I REFER not to cleanliness.

Cleanliness is next to godliness. But there can be no such thing as cleanliness. Hence that's a subject we can't discuss here.

Let me tell you what I'm talking about. Some of you may know Sheldon Cooper from American nerdy comedy The Big Bang Theory. He's obsessive, punctilious and addicted to routine. And he has his spot.

Loading article content

This is his seat in the room, and God – damn, how did he get back in here? – forbid that anyone else should sit there. It is, he says, "my spot".

Now, this always gets a laugh and is indeed comedic, but I've been surprised to find that this business of having a spot really does hold sway among you Earthlings.

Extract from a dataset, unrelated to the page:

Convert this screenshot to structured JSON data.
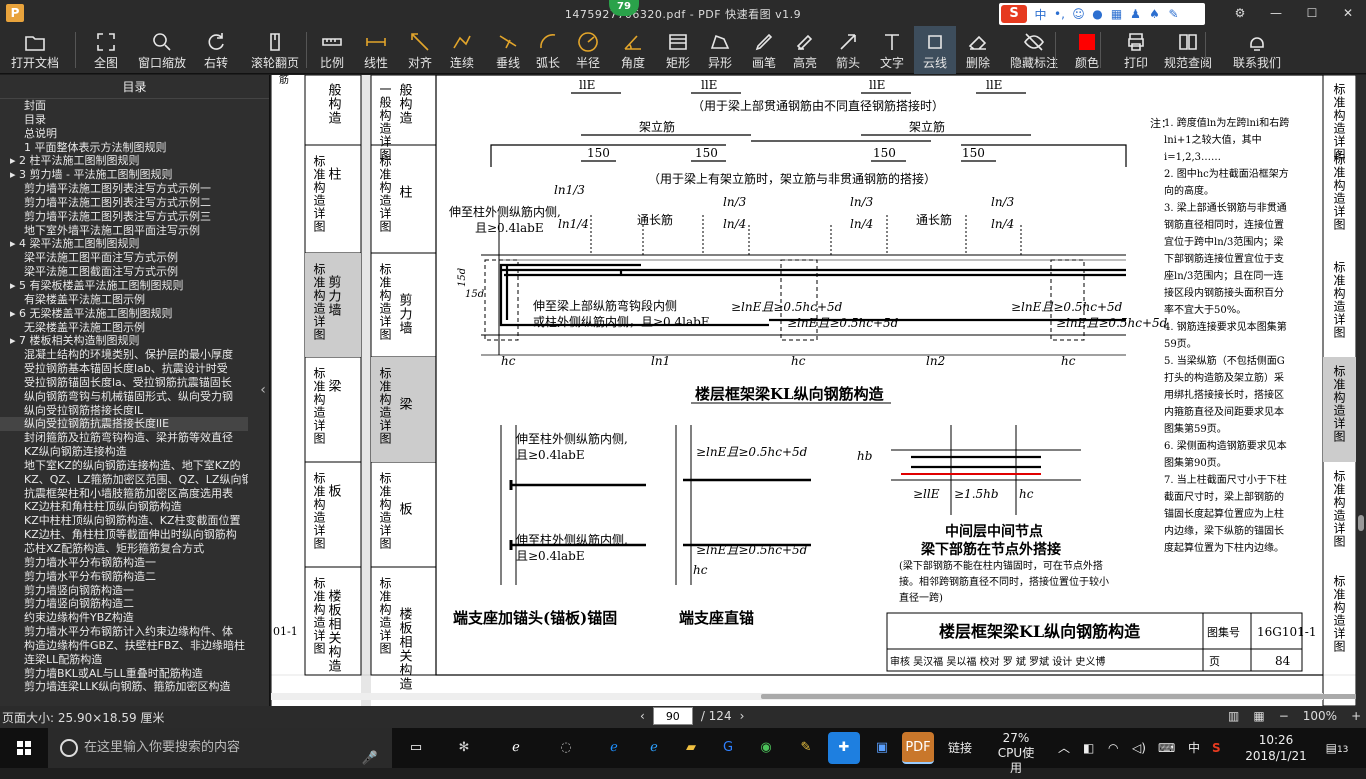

It's something I discovered at exercise classes. I'd turn up for the first time at a long-established one and put my kit bag down at some spot around the room, where we all got changed. And then I'd find someone looking a bit miffed.

They weren't catastrophically annoyed, as Sheldon would be. But they were distinctly dischuffed. It took me ages to work out why. And then I realised: I'd taken their spot. Even though it was just a random space round one of the four walls, it was their space, from which they drew comfort.

Recently, starting a new yoga class, I worried that the same thing would happen. I switched the spot for my mat a few times during the first weeks, then fretted that I might have put somebody out. Then I thought: to hell with it. Because that's the kind of fellow I am.

You may have experienced something similar visiting friends, after inadvertently sitting in father's seat or some such. This territorial atavism always makes me laugh. Until someone takes my spot.